**** Provided information ****

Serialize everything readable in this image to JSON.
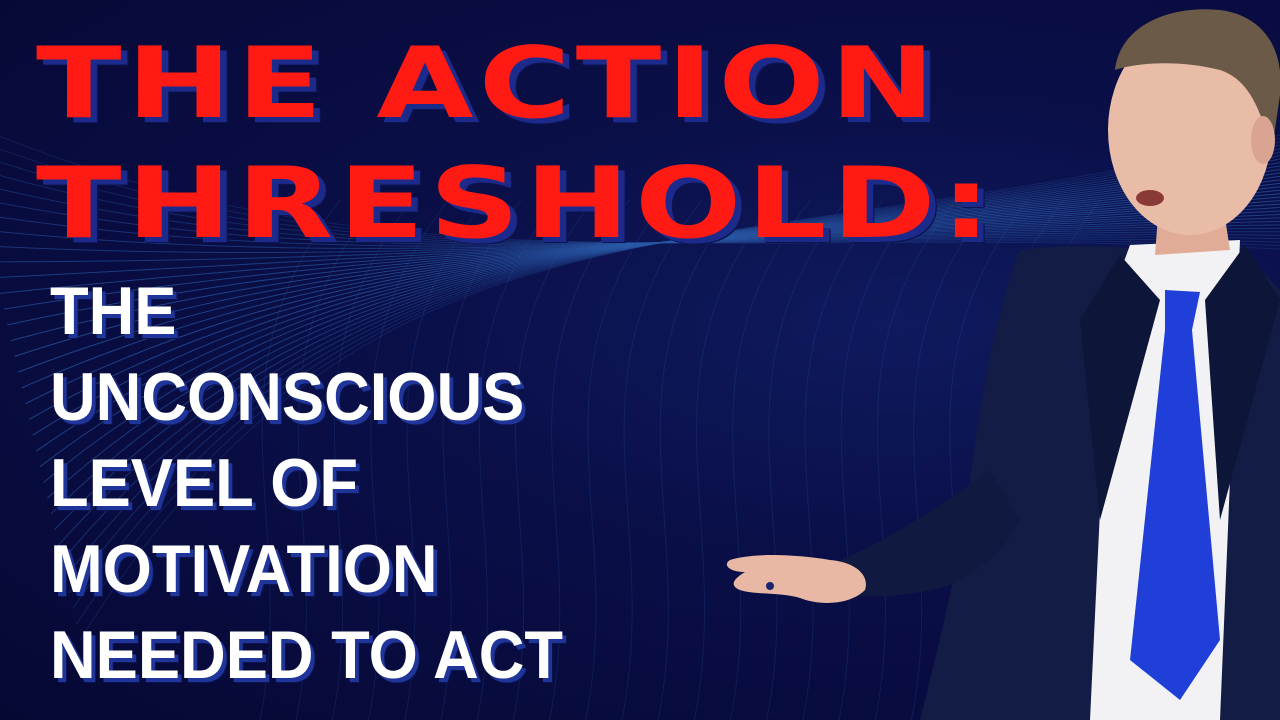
{
  "headline": {
    "line1": "THE ACTION",
    "line2": "THRESHOLD:"
  },
  "subheadline": {
    "lines": [
      "THE",
      "UNCONSCIOUS",
      "LEVEL OF",
      "MOTIVATION",
      "NEEDED TO ACT"
    ]
  },
  "colors": {
    "background": "#070a3a",
    "headline": "#ff1a14",
    "subheadline": "#ffffff",
    "mesh_lines": "#2a5aa8",
    "tie": "#1f3fd8",
    "suit": "#121c44"
  }
}
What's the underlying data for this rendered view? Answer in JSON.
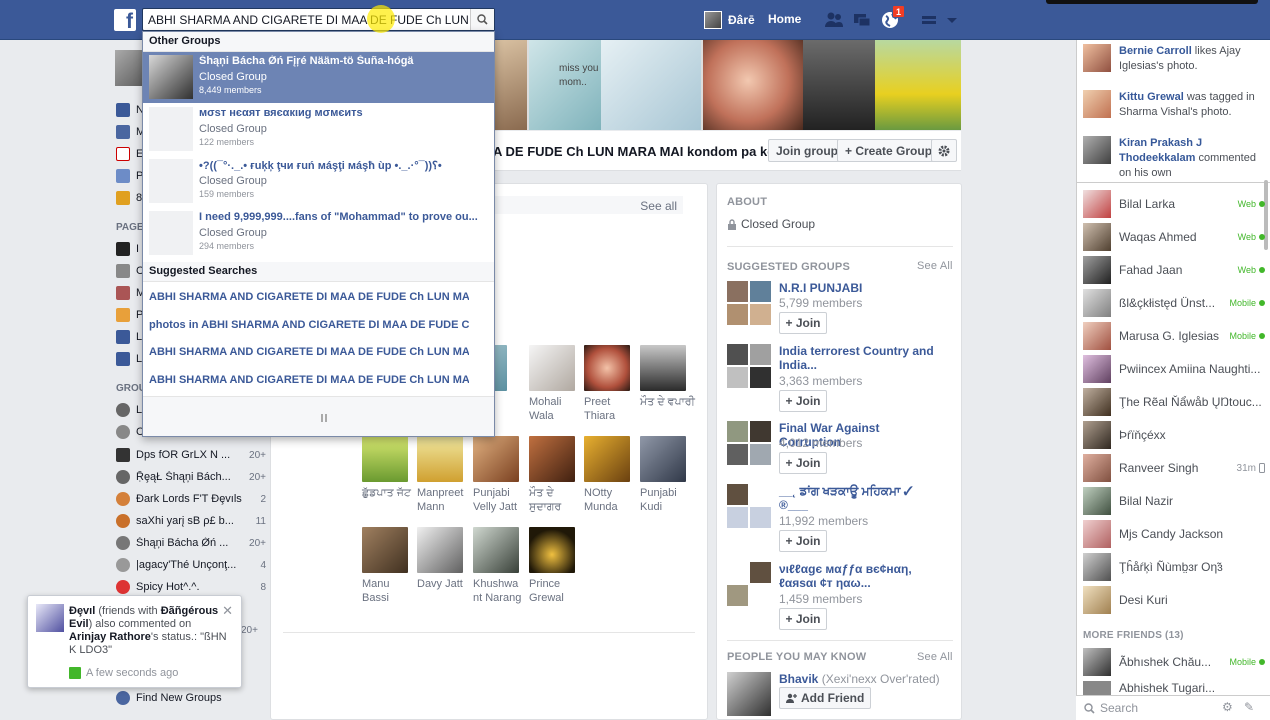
{
  "header": {
    "search_value": "ABHI SHARMA AND CIGARETE DI MAA DE FUDE Ch LUN",
    "user_name": "Ðârē",
    "home_label": "Home",
    "notification_count": "1"
  },
  "dropdown": {
    "other_groups_label": "Other Groups",
    "groups": [
      {
        "name": "Šhąņi Bácha Ǿń Fįŗé Nääm-tö Šuña-hógä",
        "type": "Closed Group",
        "members": "8,449 members"
      },
      {
        "name": "мσѕт нєαят вяєαкιиg мσмєитѕ",
        "type": "Closed Group",
        "members": "122 members"
      },
      {
        "name": "•?((¯°·._.• ғuķķ ţчи ғuń мáşţi мáşћ ùp •._.·°¯))؟•",
        "type": "Closed Group",
        "members": "159 members"
      },
      {
        "name": "I need 9,999,999....fans of \"Mohammad\" to prove ou...",
        "type": "Closed Group",
        "members": "294 members"
      }
    ],
    "suggested_label": "Suggested Searches",
    "suggestions": [
      "ABHI SHARMA AND CIGARETE DI MAA DE FUDE Ch LUN MARA ...",
      "photos in ABHI SHARMA AND CIGARETE DI MAA DE FUDE Ch L...",
      "ABHI SHARMA AND CIGARETE DI MAA DE FUDE Ch LUN MARA ...",
      "ABHI SHARMA AND CIGARETE DI MAA DE FUDE Ch LUN MARA ..."
    ]
  },
  "left_nav": {
    "items_top": [
      "N",
      "M",
      "E",
      "P",
      "8"
    ],
    "pages_head": "PAGE",
    "pages": [
      "I",
      "C",
      "M",
      "P",
      "L",
      "L"
    ],
    "groups_head": "GROU",
    "groups": [
      {
        "label": "L",
        "count": ""
      },
      {
        "label": "C",
        "count": ""
      },
      {
        "label": "Dps fOR GrLX N ...",
        "count": "20+"
      },
      {
        "label": "ṜȩąŁ Šhąņi Bách...",
        "count": "20+"
      },
      {
        "label": "Ðark Lords F'T Ðȩvıls",
        "count": "2"
      },
      {
        "label": "saXhi yarį sB ρ£ b...",
        "count": "11"
      },
      {
        "label": "Šhąņi Bácha Ǿń ...",
        "count": "20+"
      },
      {
        "label": "|agacy'Thé Unçonţ...",
        "count": "4"
      },
      {
        "label": "Spicy Hot^.^.",
        "count": "8"
      }
    ],
    "count_20": "20+",
    "find_groups": "Find New Groups"
  },
  "cover": {
    "miss_text": "miss you mom..",
    "title": "A DE FUDE Ch LUN MARA MAI kondom pa ke",
    "join_label": "Join group",
    "create_label": "+ Create Group"
  },
  "members_card": {
    "see_all": "See all",
    "rows": [
      [
        "il",
        "a",
        "Mohali Wala",
        "Preet Thiara",
        "ਮੌਤ ਦੇ ਵਪਾਰੀ"
      ],
      [
        "ਛੁੱਡਪਾਤ ਜੱਟ",
        "Manpreet Mann",
        "Punjabi Velly Jatt",
        "ਮੌਤ ਦੇ ਸੁਦਾਗਰ",
        "NOtty Munda",
        "Punjabi Kudi"
      ],
      [
        "Manu Bassi",
        "Davy Jatt",
        "Khushwa nt Narang",
        "Prince Grewal"
      ]
    ]
  },
  "about": {
    "head": "ABOUT",
    "privacy": "Closed Group",
    "suggested_head": "SUGGESTED GROUPS",
    "see_all": "See All",
    "join_label": "+ Join",
    "suggested": [
      {
        "name": "N.R.I PUNJABI",
        "members": "5,799 members"
      },
      {
        "name": "India terrorest Country and India...",
        "members": "3,363 members"
      },
      {
        "name": "Final War Against Corruption",
        "members": "4,012 members"
      },
      {
        "name": "__˛ ਡਾਂਗ ਖੜਕਾਊ ਮਹਿਕਮਾ ✓ ®___",
        "members": "11,992 members"
      },
      {
        "name": "νιℓℓαgє мαƒƒα вє¢нαη, ℓαяѕαι ¢т ηαω...",
        "members": "1,459 members"
      }
    ],
    "people_head": "PEOPLE YOU MAY KNOW",
    "person": {
      "name": "Bhavik",
      "extra": "(Xexi'nexx Over'rated)",
      "add_label": "Add Friend"
    }
  },
  "ticker": [
    {
      "name": "Bernie Carroll",
      "text": " likes Ajay Iglesias's photo."
    },
    {
      "name": "Kittu Grewal",
      "text": " was tagged in Sharma Vishal's photo."
    },
    {
      "name": "Kiran Prakash J Thodeekkalam",
      "text": " commented on his own"
    }
  ],
  "chat": {
    "contacts": [
      {
        "name": "Bilal Larka",
        "status": "Web"
      },
      {
        "name": "Waqas Ahmed",
        "status": "Web"
      },
      {
        "name": "Fahad Jaan",
        "status": "Web"
      },
      {
        "name": "ßl&çkłistęd Ünst...",
        "status": "Mobile"
      },
      {
        "name": "Marusa G. Iglesias",
        "status": "Mobile"
      },
      {
        "name": "Pwiincex Amiina Naughti...",
        "status": ""
      },
      {
        "name": "Ţhe Rẽal Ňẩwåb ŲŊtouc...",
        "status": ""
      },
      {
        "name": "Þŕïňçéxx",
        "status": ""
      },
      {
        "name": "Ranveer Singh",
        "status": "31m"
      },
      {
        "name": "Bilal Nazir",
        "status": ""
      },
      {
        "name": "Mjs Candy Jackson",
        "status": ""
      },
      {
        "name": "Ţĥåŕķì Ñùmb̤ɜr Oη̃ɜ",
        "status": ""
      },
      {
        "name": "Desi Kuri",
        "status": ""
      }
    ],
    "more_head": "MORE FRIENDS (13)",
    "more": [
      {
        "name": "Ãbhıshek Chău...",
        "status": "Mobile"
      }
    ],
    "partial": "Abhishek Tugari...",
    "search_placeholder": "Search"
  },
  "notification": {
    "actor": "Ðȩvıl",
    "text1": " (friends with ",
    "friend": "Ðãñgérous Evil",
    "text2": ") also commented on ",
    "target": "Arinjay Rathore",
    "text3": "'s status.: \"ßHN K LDO3\"",
    "time": "A few seconds ago"
  }
}
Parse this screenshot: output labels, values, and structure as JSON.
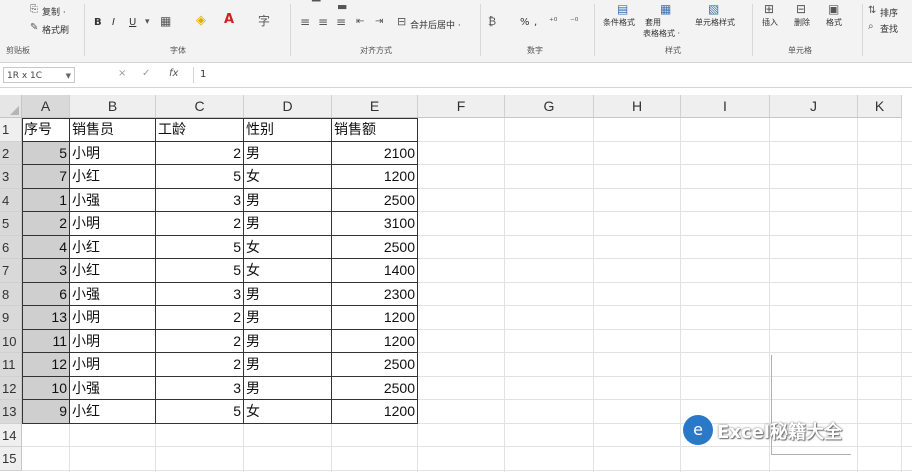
{
  "ribbon": {
    "clipboard": {
      "copy_label": "复制 ·",
      "painter_label": "格式刷",
      "group_label": "剪贴板"
    },
    "font": {
      "group_label": "字体",
      "bold": "B",
      "italic": "I",
      "underline": "U"
    },
    "alignment": {
      "merge_label": "合并后居中 ·",
      "group_label": "对齐方式"
    },
    "number": {
      "percent": "%",
      "comma": ",",
      "group_label": "数字"
    },
    "styles": {
      "cond_format_label": "条件格式",
      "table_format_label": "套用\n表格格式",
      "cell_style_label": "单元格样式",
      "group_label": "样式"
    },
    "cells": {
      "insert_label": "插入",
      "delete_label": "删除",
      "format_label": "格式",
      "group_label": "单元格"
    },
    "editing": {
      "sort_label": "排序",
      "find_label": "查找"
    }
  },
  "formula_bar": {
    "name_box": "1R x 1C",
    "cancel": "×",
    "enter": "✓",
    "fx": "fx",
    "content": "1"
  },
  "columns": [
    "A",
    "B",
    "C",
    "D",
    "E",
    "F",
    "G",
    "H",
    "I",
    "J",
    "K"
  ],
  "rows": [
    "1",
    "2",
    "3",
    "4",
    "5",
    "6",
    "7",
    "8",
    "9",
    "10",
    "11",
    "12",
    "13",
    "14",
    "15"
  ],
  "table": {
    "headers": [
      "序号",
      "销售员",
      "工龄",
      "性别",
      "销售额"
    ],
    "data": [
      [
        "5",
        "小明",
        "2",
        "男",
        "2100"
      ],
      [
        "7",
        "小红",
        "5",
        "女",
        "1200"
      ],
      [
        "1",
        "小强",
        "3",
        "男",
        "2500"
      ],
      [
        "2",
        "小明",
        "2",
        "男",
        "3100"
      ],
      [
        "4",
        "小红",
        "5",
        "女",
        "2500"
      ],
      [
        "3",
        "小红",
        "5",
        "女",
        "1400"
      ],
      [
        "6",
        "小强",
        "3",
        "男",
        "2300"
      ],
      [
        "13",
        "小明",
        "2",
        "男",
        "1200"
      ],
      [
        "11",
        "小明",
        "2",
        "男",
        "1200"
      ],
      [
        "12",
        "小明",
        "2",
        "男",
        "2500"
      ],
      [
        "10",
        "小强",
        "3",
        "男",
        "2500"
      ],
      [
        "9",
        "小红",
        "5",
        "女",
        "1200"
      ]
    ]
  },
  "watermark": {
    "text": "Excel秘籍大全"
  },
  "colors": {
    "selected_fill": "#cfcfcf",
    "header_bg": "#efefef",
    "border": "#333333"
  }
}
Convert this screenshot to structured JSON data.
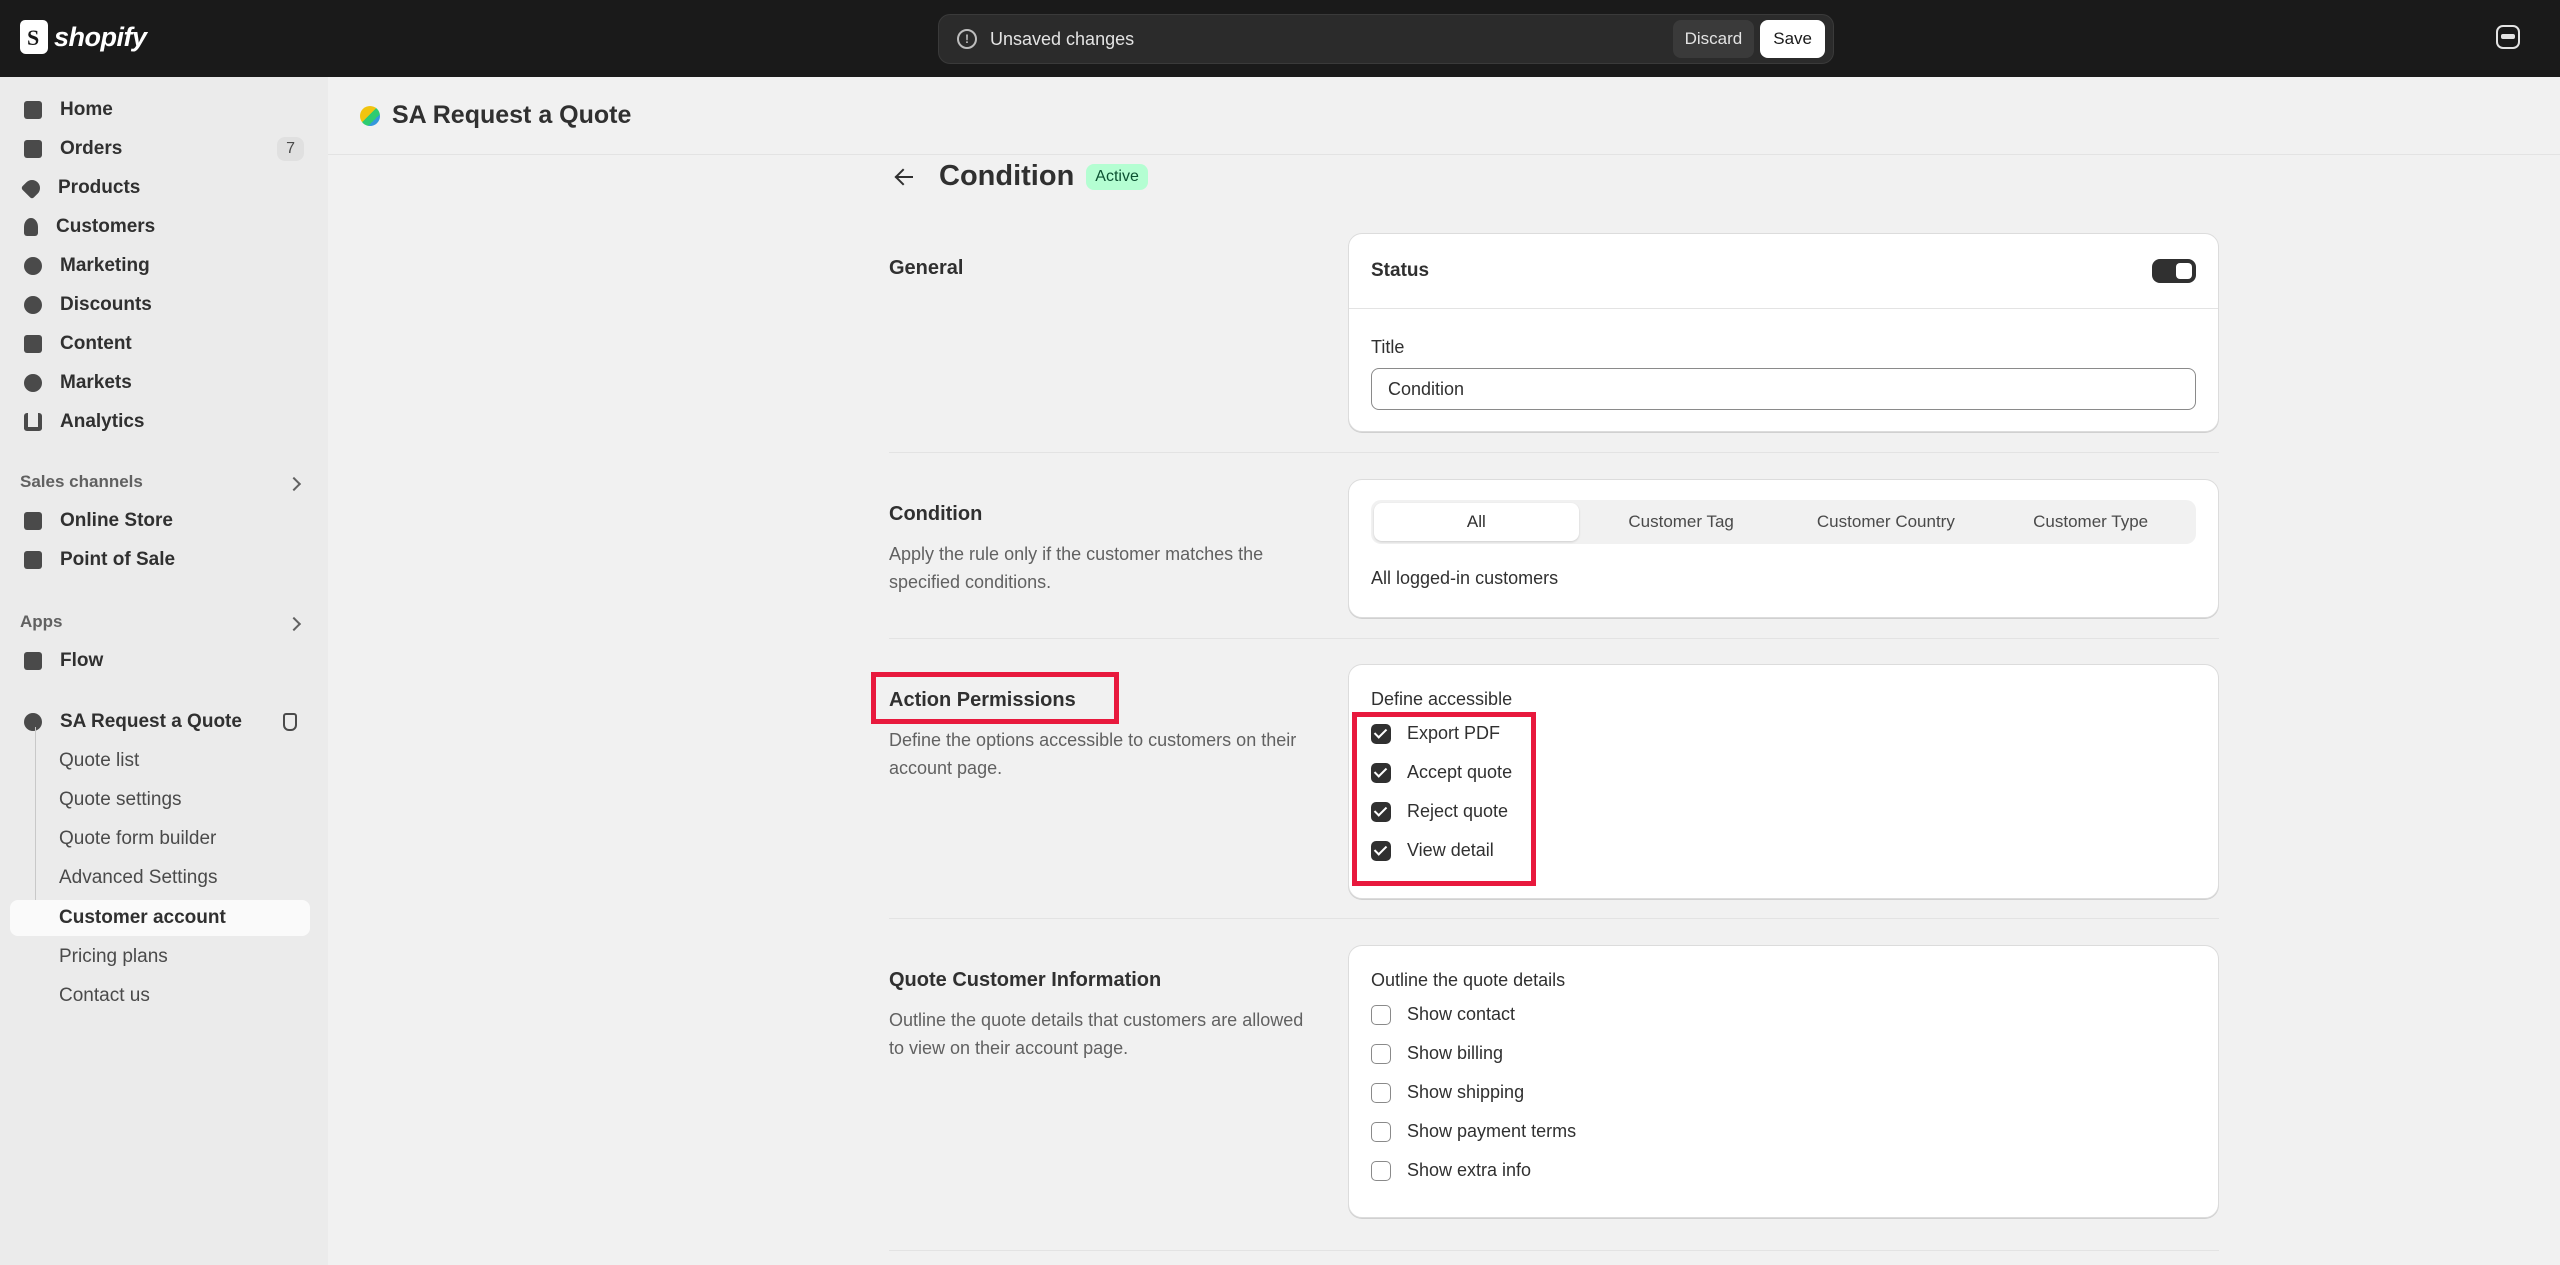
{
  "topbar": {
    "logo_text": "shopify",
    "unsaved_text": "Unsaved changes",
    "discard_label": "Discard",
    "save_label": "Save"
  },
  "sidebar": {
    "items": [
      {
        "label": "Home",
        "icon": "home-icon"
      },
      {
        "label": "Orders",
        "icon": "orders-icon",
        "badge": "7"
      },
      {
        "label": "Products",
        "icon": "tag-icon"
      },
      {
        "label": "Customers",
        "icon": "person-icon"
      },
      {
        "label": "Marketing",
        "icon": "target-icon"
      },
      {
        "label": "Discounts",
        "icon": "discount-icon"
      },
      {
        "label": "Content",
        "icon": "content-icon"
      },
      {
        "label": "Markets",
        "icon": "globe-icon"
      },
      {
        "label": "Analytics",
        "icon": "bar-chart-icon"
      }
    ],
    "sales_channels_heading": "Sales channels",
    "sales_channels": [
      {
        "label": "Online Store",
        "icon": "store-icon"
      },
      {
        "label": "Point of Sale",
        "icon": "pos-icon"
      }
    ],
    "apps_heading": "Apps",
    "apps": [
      {
        "label": "Flow",
        "icon": "flow-icon"
      }
    ],
    "app_name": "SA Request a Quote",
    "app_subitems": [
      {
        "label": "Quote list"
      },
      {
        "label": "Quote settings"
      },
      {
        "label": "Quote form builder"
      },
      {
        "label": "Advanced Settings"
      },
      {
        "label": "Customer account",
        "active": true
      },
      {
        "label": "Pricing plans"
      },
      {
        "label": "Contact us"
      }
    ]
  },
  "header": {
    "app_title": "SA Request a Quote"
  },
  "page": {
    "title": "Condition",
    "status": "Active"
  },
  "general": {
    "title": "General",
    "status_label": "Status",
    "status_on": true,
    "title_field_label": "Title",
    "title_field_value": "Condition"
  },
  "condition": {
    "title": "Condition",
    "description": "Apply the rule only if the customer matches the specified conditions.",
    "tabs": [
      "All",
      "Customer Tag",
      "Customer Country",
      "Customer Type"
    ],
    "selected_tab": "All",
    "summary": "All logged-in customers"
  },
  "action_permissions": {
    "title": "Action Permissions",
    "description": "Define the options accessible to customers on their account page.",
    "subtitle": "Define accessible",
    "options": [
      {
        "label": "Export PDF",
        "checked": true
      },
      {
        "label": "Accept quote",
        "checked": true
      },
      {
        "label": "Reject quote",
        "checked": true
      },
      {
        "label": "View detail",
        "checked": true
      }
    ]
  },
  "quote_info": {
    "title": "Quote Customer Information",
    "description": "Outline the quote details that customers are allowed to view on their account page.",
    "subtitle": "Outline the quote details",
    "options": [
      {
        "label": "Show contact",
        "checked": false
      },
      {
        "label": "Show billing",
        "checked": false
      },
      {
        "label": "Show shipping",
        "checked": false
      },
      {
        "label": "Show payment terms",
        "checked": false
      },
      {
        "label": "Show extra info",
        "checked": false
      }
    ]
  },
  "colors": {
    "highlight": "#e8193d",
    "active_badge_bg": "#b4fed2"
  }
}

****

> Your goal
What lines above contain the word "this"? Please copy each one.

> Task answer
Serialize everything readable in this image to JSON.
What's the underlying data for this rendered view? Answer in JSON.
Parse this screenshot: output labels, values, and structure as JSON.
Convert this screenshot to structured JSON data.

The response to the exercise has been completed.